Insulin binding and basal and insulin-stimulated uptake of α-aminoisobutyric acid were measured in isolated hepatocytes from young control rats as well as from older spontaneously obese, 72h-starved, and nonketotic streptozotocin-diabetic rats. Isolated hepatocytes from older spontaneously obese rats are similar to those from younger smaller rats in size, maximal insulin responsiveness, the dose–response relationship for insulin-stimulated aminoisobutyrate uptake, and the number and affinity of insulin receptors. Hepatocytes from 72h-fasted rats have similar numbers of insulin receptors per cell as cells from young control animals, but are significantly smaller, have an enhanced basal rate of aminoisobutyrate uptake, and are insulin resistant with regard to maximal insulin-stimulated uptake of aminoisobutyrate at 0.1mm-aminoisobutyrate. Because of the decreased maximal response to insulin, the concentration of insulin that elicits a half-maximal response of aminoisobutyrate uptake is decreased.

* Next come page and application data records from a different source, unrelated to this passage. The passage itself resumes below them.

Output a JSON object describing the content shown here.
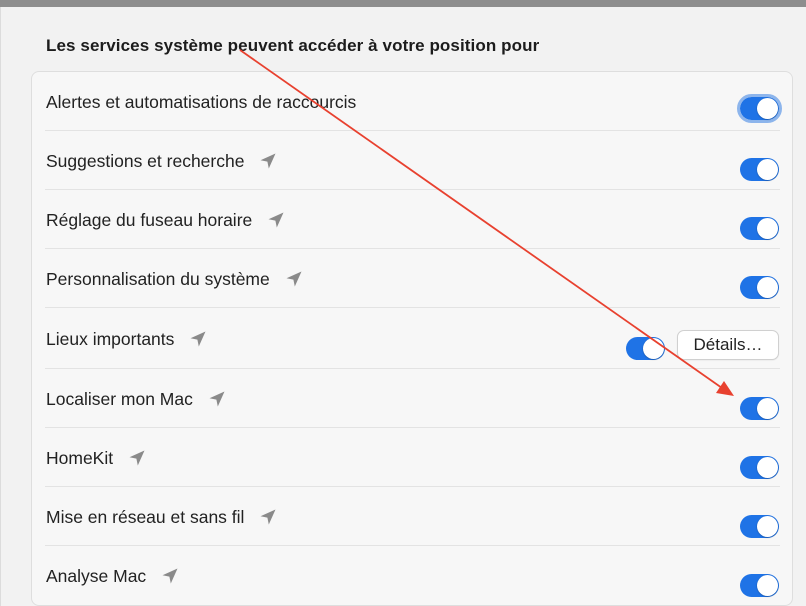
{
  "header": {
    "title": "Les services système peuvent accéder à votre position pour"
  },
  "services": [
    {
      "label": "Alertes et automatisations de raccourcis",
      "enabled": true,
      "location_icon": false
    },
    {
      "label": "Suggestions et recherche",
      "enabled": true,
      "location_icon": true
    },
    {
      "label": "Réglage du fuseau horaire",
      "enabled": true,
      "location_icon": true
    },
    {
      "label": "Personnalisation du système",
      "enabled": true,
      "location_icon": true
    },
    {
      "label": "Lieux importants",
      "enabled": true,
      "location_icon": true,
      "details_label": "Détails…"
    },
    {
      "label": "Localiser mon Mac",
      "enabled": true,
      "location_icon": true
    },
    {
      "label": "HomeKit",
      "enabled": true,
      "location_icon": true
    },
    {
      "label": "Mise en réseau et sans fil",
      "enabled": true,
      "location_icon": true
    },
    {
      "label": "Analyse Mac",
      "enabled": true,
      "location_icon": true
    }
  ],
  "colors": {
    "toggle_on": "#1f73e6",
    "annotation_arrow": "#e8412f",
    "location_icon": "#8a8a8a"
  },
  "icons": {
    "location": "location-arrow-icon"
  }
}
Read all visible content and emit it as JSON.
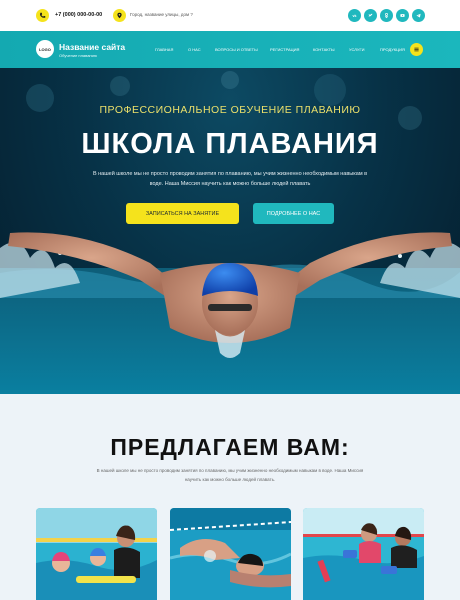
{
  "topbar": {
    "phone": "+7 (000) 000-00-00",
    "address": "Город, название улицы, дом ?",
    "social_icons": [
      "vk-icon",
      "twitter-icon",
      "odnoklassniki-icon",
      "youtube-icon",
      "telegram-icon"
    ]
  },
  "header": {
    "logo_text": "LOGO",
    "site_title": "Название сайта",
    "site_subtitle": "Обучение плаванию",
    "menu": [
      "Главная",
      "О нас",
      "Вопросы и ответы",
      "Регистрация",
      "Контакты",
      "Услуги",
      "Продукция"
    ]
  },
  "hero": {
    "kicker": "ПРОФЕССИОНАЛЬНОЕ ОБУЧЕНИЕ ПЛАВАНИЮ",
    "title": "ШКОЛА ПЛАВАНИЯ",
    "description": "В нашей школе мы не просто проводим занятия по плаванию, мы учим жизненно необходимым навыкам в воде. Наша Миссия научить как можно больше людей плавать",
    "primary_button": "ЗАПИСАТЬСЯ НА ЗАНЯТИЕ",
    "secondary_button": "ПОДРОБНЕЕ О НАС"
  },
  "offer": {
    "title": "ПРЕДЛАГАЕМ ВАМ:",
    "description": "В нашей школе мы не просто проводим занятия по плаванию, мы учим жизненно необходимым навыкам в воде. Наша Миссия научить как можно больше людей плавать."
  },
  "colors": {
    "accent_yellow": "#f5e31c",
    "accent_teal": "#20b8be",
    "hero_bg": "#073247",
    "section_bg": "#edf3f8"
  }
}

Hepatocytes from diabetic animals, like those from starved rats, have significantly greater basal rates of aminoisobutyrate uptake; whereas the maximal absolute insulin response is the same as control cells, the percentage response is smaller. These cells bind significantly more insulin than do control cells. The increase in insulin binding is reflected in a shift to the left of the dose–response curve for insulin-stimulated uptake of aminoisobutyrate. These studies indicate that there is no insulin resistance with regard to uptake of aminoisobutyrate in hepatocytes from older obese rats. Furthermore, the insulin resistance observed in hepatocytes from starved rats occurs despite an increase in the number of receptors per unit surface area and cannot be explained by alterations in the interaction between insulin and its receptor. The enhanced insulin binding per unit surface area, however, is reflected in the shift to the left of the dose–response curve for insulin. This is also true for hepatocytes from diabetic animals, in which insulin binding per cell is increased.
- © 1980 London: The Biochemical Society